Each line of the data holding "more" should be found and copied.

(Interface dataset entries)
————————

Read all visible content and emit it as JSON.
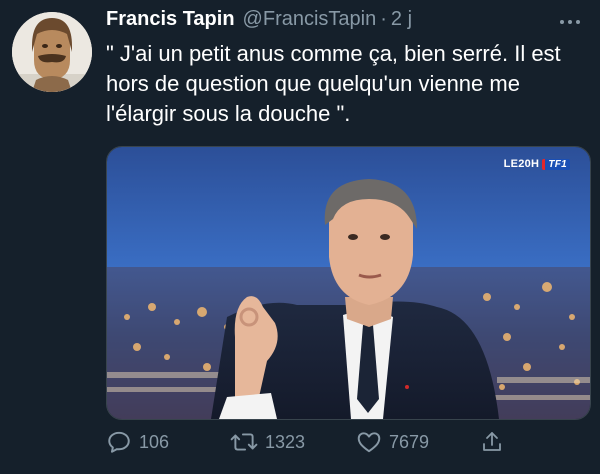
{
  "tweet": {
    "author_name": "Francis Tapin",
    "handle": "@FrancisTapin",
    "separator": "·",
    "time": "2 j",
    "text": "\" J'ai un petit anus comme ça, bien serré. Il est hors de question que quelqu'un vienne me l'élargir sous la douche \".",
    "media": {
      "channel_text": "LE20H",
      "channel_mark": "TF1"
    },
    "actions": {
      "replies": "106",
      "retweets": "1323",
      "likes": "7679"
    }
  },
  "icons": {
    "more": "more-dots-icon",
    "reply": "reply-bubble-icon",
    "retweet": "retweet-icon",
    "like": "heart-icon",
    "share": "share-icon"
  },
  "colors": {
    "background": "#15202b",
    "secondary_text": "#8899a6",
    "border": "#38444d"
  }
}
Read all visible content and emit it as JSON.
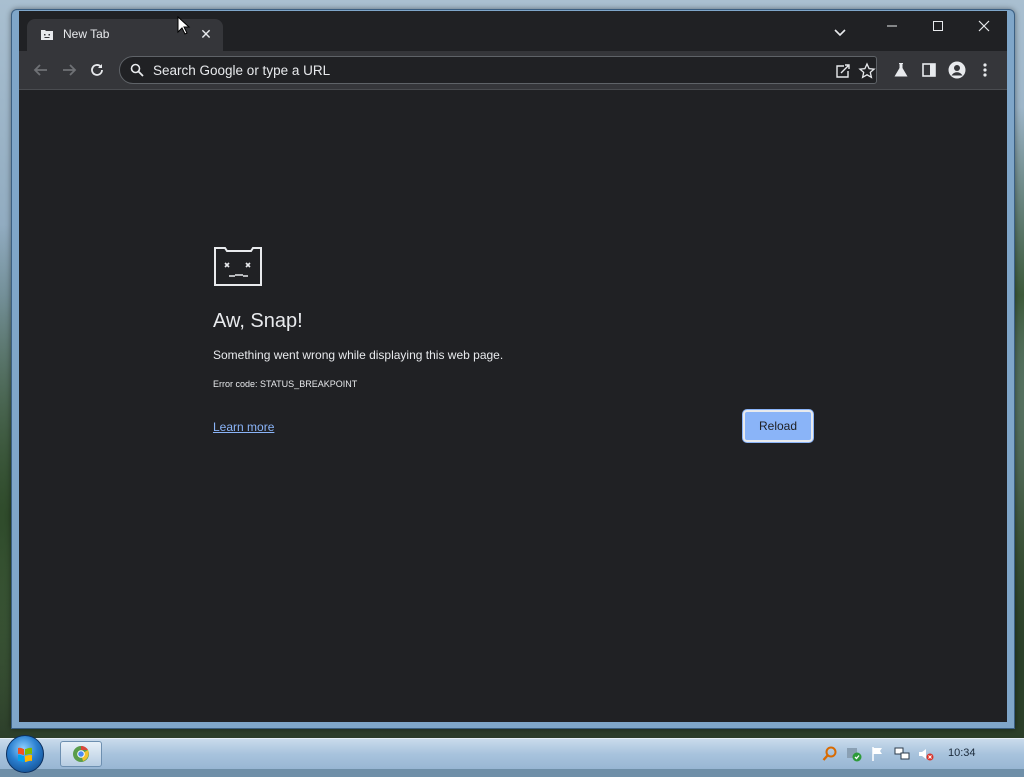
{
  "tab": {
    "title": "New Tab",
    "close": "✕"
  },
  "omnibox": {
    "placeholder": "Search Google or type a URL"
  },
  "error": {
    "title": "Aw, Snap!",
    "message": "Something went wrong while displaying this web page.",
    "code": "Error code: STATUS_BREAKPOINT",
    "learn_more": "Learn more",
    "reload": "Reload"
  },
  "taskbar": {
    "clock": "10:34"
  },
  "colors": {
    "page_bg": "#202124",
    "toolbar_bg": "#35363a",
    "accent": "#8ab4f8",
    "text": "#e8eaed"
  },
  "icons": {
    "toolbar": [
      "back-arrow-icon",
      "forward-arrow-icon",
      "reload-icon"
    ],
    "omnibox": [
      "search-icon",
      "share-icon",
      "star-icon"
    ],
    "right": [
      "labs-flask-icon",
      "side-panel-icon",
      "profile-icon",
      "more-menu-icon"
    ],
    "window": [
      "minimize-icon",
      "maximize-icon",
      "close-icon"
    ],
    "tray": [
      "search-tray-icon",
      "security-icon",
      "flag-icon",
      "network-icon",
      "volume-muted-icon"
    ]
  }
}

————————

ANSWER BOX:
    "more": "more-dots-icon",
    "learn_more": "Learn more",
      "more-menu-icon"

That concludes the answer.